*** Block opens ***
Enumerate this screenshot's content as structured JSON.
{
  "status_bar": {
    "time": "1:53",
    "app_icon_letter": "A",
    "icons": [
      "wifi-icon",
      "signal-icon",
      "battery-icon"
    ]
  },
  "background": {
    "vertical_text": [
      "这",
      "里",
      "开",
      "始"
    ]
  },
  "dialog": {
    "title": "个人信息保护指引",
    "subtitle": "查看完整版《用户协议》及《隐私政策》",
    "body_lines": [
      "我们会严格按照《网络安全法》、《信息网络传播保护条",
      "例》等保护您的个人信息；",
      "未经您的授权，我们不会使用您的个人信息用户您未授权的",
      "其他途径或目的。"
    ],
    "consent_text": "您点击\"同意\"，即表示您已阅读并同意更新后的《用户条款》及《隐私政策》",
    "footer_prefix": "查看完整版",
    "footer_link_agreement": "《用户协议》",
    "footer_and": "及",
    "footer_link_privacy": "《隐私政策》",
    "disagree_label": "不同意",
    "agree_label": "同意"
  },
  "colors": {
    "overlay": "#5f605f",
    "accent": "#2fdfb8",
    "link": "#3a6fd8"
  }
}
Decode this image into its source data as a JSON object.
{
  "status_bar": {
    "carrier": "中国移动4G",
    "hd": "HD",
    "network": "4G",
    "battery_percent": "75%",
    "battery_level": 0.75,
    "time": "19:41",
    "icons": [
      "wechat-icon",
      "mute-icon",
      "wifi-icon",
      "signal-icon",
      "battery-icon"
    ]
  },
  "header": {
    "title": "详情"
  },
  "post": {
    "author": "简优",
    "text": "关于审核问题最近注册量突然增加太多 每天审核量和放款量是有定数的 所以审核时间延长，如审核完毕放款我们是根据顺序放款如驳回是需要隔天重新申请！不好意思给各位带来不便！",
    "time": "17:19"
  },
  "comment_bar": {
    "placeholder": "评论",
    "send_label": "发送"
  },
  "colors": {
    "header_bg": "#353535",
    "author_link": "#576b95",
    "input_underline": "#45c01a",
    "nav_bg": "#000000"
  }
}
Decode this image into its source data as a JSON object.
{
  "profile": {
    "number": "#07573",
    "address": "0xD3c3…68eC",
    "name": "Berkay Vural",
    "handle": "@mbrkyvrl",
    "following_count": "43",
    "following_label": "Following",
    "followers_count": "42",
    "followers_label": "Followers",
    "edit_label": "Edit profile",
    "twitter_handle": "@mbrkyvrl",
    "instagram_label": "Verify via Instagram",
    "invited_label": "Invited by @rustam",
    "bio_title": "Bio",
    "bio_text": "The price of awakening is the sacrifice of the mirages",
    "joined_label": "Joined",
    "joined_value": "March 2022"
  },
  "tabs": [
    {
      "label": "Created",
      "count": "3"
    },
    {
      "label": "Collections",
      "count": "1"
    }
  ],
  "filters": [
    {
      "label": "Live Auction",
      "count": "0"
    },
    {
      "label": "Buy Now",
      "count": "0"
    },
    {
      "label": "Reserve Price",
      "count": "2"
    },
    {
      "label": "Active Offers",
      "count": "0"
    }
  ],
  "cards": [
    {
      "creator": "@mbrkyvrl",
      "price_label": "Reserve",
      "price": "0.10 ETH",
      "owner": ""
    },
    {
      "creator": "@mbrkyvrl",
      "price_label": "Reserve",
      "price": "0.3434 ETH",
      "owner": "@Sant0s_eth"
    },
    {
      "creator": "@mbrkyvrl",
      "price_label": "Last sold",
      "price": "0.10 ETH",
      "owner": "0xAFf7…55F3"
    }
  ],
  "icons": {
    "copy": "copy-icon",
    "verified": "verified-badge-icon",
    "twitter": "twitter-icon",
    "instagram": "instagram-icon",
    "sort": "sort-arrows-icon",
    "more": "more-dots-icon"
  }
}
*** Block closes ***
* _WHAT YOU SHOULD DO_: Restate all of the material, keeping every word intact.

* _RESPONSE TO THIS TASK_:
Enumerate this screenshot's content as structured JSON.
{
  "status_bar": {
    "time": "1:53",
    "app_icon_letter": "A",
    "icons": [
      "wifi-icon",
      "signal-icon",
      "battery-icon"
    ]
  },
  "background": {
    "vertical_text": [
      "这",
      "里",
      "开",
      "始"
    ]
  },
  "dialog": {
    "title": "个人信息保护指引",
    "subtitle": "查看完整版《用户协议》及《隐私政策》",
    "body_lines": [
      "我们会严格按照《网络安全法》、《信息网络传播保护条",
      "例》等保护您的个人信息；",
      "未经您的授权，我们不会使用您的个人信息用户您未授权的",
      "其他途径或目的。"
    ],
    "consent_text": "您点击\"同意\"，即表示您已阅读并同意更新后的《用户条款》及《隐私政策》",
    "footer_prefix": "查看完整版",
    "footer_link_agreement": "《用户协议》",
    "footer_and": "及",
    "footer_link_privacy": "《隐私政策》",
    "disagree_label": "不同意",
    "agree_label": "同意"
  },
  "colors": {
    "overlay": "#5f605f",
    "accent": "#2fdfb8",
    "link": "#3a6fd8"
  }
}
Decode this image into its source data as a JSON object.
{
  "status_bar": {
    "carrier": "中国移动4G",
    "hd": "HD",
    "network": "4G",
    "battery_percent": "75%",
    "battery_level": 0.75,
    "time": "19:41",
    "icons": [
      "wechat-icon",
      "mute-icon",
      "wifi-icon",
      "signal-icon",
      "battery-icon"
    ]
  },
  "header": {
    "title": "详情"
  },
  "post": {
    "author": "简优",
    "text": "关于审核问题最近注册量突然增加太多 每天审核量和放款量是有定数的 所以审核时间延长，如审核完毕放款我们是根据顺序放款如驳回是需要隔天重新申请！不好意思给各位带来不便！",
    "time": "17:19"
  },
  "comment_bar": {
    "placeholder": "评论",
    "send_label": "发送"
  },
  "colors": {
    "header_bg": "#353535",
    "author_link": "#576b95",
    "input_underline": "#45c01a",
    "nav_bg": "#000000"
  }
}
Decode this image into its source data as a JSON object.
{
  "profile": {
    "number": "#07573",
    "address": "0xD3c3…68eC",
    "name": "Berkay Vural",
    "handle": "@mbrkyvrl",
    "following_count": "43",
    "following_label": "Following",
    "followers_count": "42",
    "followers_label": "Followers",
    "edit_label": "Edit profile",
    "twitter_handle": "@mbrkyvrl",
    "instagram_label": "Verify via Instagram",
    "invited_label": "Invited by @rustam",
    "bio_title": "Bio",
    "bio_text": "The price of awakening is the sacrifice of the mirages",
    "joined_label": "Joined",
    "joined_value": "March 2022"
  },
  "tabs": [
    {
      "label": "Created",
      "count": "3"
    },
    {
      "label": "Collections",
      "count": "1"
    }
  ],
  "filters": [
    {
      "label": "Live Auction",
      "count": "0"
    },
    {
      "label": "Buy Now",
      "count": "0"
    },
    {
      "label": "Reserve Price",
      "count": "2"
    },
    {
      "label": "Active Offers",
      "count": "0"
    }
  ],
  "cards": [
    {
      "creator": "@mbrkyvrl",
      "price_label": "Reserve",
      "price": "0.10 ETH",
      "owner": ""
    },
    {
      "creator": "@mbrkyvrl",
      "price_label": "Reserve",
      "price": "0.3434 ETH",
      "owner": "@Sant0s_eth"
    },
    {
      "creator": "@mbrkyvrl",
      "price_label": "Last sold",
      "price": "0.10 ETH",
      "owner": "0xAFf7…55F3"
    }
  ],
  "icons": {
    "copy": "copy-icon",
    "verified": "verified-badge-icon",
    "twitter": "twitter-icon",
    "instagram": "instagram-icon",
    "sort": "sort-arrows-icon",
    "more": "more-dots-icon"
  }
}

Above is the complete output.